Sherman Alexie is an award-winning poet, novelist, short-story writer, and filmmaker. He has published 22 books including The Absolutely True Diary of a Part-Time Indian, winner of a 2007 National Book Award; War Dances, recipient of the 2010 PEN/Faulkner Award; and The Lone Ranger and Tonto Fistfight in Heaven, which earned the PEN/Hemingway Award for Best First Book. His latest work, Blasphemy, is a collection of short stories old and new.
Alexie, a Spokane/Coeur d’Alene Indian, was raised on the Spokane Indian Reservation in Washington State. As an infant he was treated for hydrocephalus, which doctors feared would leave him developmentally disabled. To the contrary, he was reading by age three and tackled novels, including The Grapes of Wrath by age five. Alexie decided to leave the reservation for high school in Reardan, Washington, where he excelled in his studies and basketball.
Alexie decided to become a writer while attending Washington State University and in 1992, only a year after leaving WSU, published his first two poetry collections. Alexie’s first collection of short stories was published by Atlantic Monthly Press a year later and his first two novels followed shortly thereafter — Reservation Blues (1995), and Indian Killer (1996).
Alexie embarked on his first major filmmaking project, Smoke Signals, in 1997 with Chris Eyre, an award-winning director and producer who is Cheyenne and Arapaho Indian. The film, which was based on a short story in The Lone Ranger and Tonto Fistfight in Heaven, won an Audience Award and Filmmakers Trophy at the Sundance Film Festival in 1998 and was picked up for distribution by Miramax.
When not writing, Sherman is known for his commanding stage presence.
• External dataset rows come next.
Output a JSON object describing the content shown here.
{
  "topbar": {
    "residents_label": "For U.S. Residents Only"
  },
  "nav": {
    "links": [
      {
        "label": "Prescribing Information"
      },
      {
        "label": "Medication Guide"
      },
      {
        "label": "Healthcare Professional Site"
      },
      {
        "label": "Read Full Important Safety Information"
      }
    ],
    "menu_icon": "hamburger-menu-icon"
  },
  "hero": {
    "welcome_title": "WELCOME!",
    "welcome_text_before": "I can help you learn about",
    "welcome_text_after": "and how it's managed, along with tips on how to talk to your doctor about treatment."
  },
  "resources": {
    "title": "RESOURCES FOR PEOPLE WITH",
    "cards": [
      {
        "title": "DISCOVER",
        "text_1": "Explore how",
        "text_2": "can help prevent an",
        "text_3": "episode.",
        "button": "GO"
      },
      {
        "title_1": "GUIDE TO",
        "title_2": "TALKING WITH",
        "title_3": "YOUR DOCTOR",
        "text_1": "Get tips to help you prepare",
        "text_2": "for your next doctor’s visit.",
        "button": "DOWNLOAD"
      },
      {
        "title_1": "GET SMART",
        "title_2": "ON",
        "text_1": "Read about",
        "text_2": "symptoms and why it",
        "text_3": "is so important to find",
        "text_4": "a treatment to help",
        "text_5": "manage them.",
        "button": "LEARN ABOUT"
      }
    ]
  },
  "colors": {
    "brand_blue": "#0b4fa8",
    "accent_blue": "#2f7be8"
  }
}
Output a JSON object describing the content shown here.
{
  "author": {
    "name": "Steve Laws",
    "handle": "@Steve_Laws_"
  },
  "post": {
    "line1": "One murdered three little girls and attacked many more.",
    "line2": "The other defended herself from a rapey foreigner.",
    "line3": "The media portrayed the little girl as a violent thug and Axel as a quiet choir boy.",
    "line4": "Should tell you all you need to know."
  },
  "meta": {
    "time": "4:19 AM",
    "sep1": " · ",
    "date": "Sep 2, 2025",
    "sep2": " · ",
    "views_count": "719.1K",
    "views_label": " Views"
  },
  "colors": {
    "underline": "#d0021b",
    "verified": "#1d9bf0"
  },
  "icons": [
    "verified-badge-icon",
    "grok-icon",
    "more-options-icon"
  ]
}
He performs standup comedy, and held the title of World Heavyweight Poetry Champion for four consecutive years. He currently lives in Seattle with his wife and two children.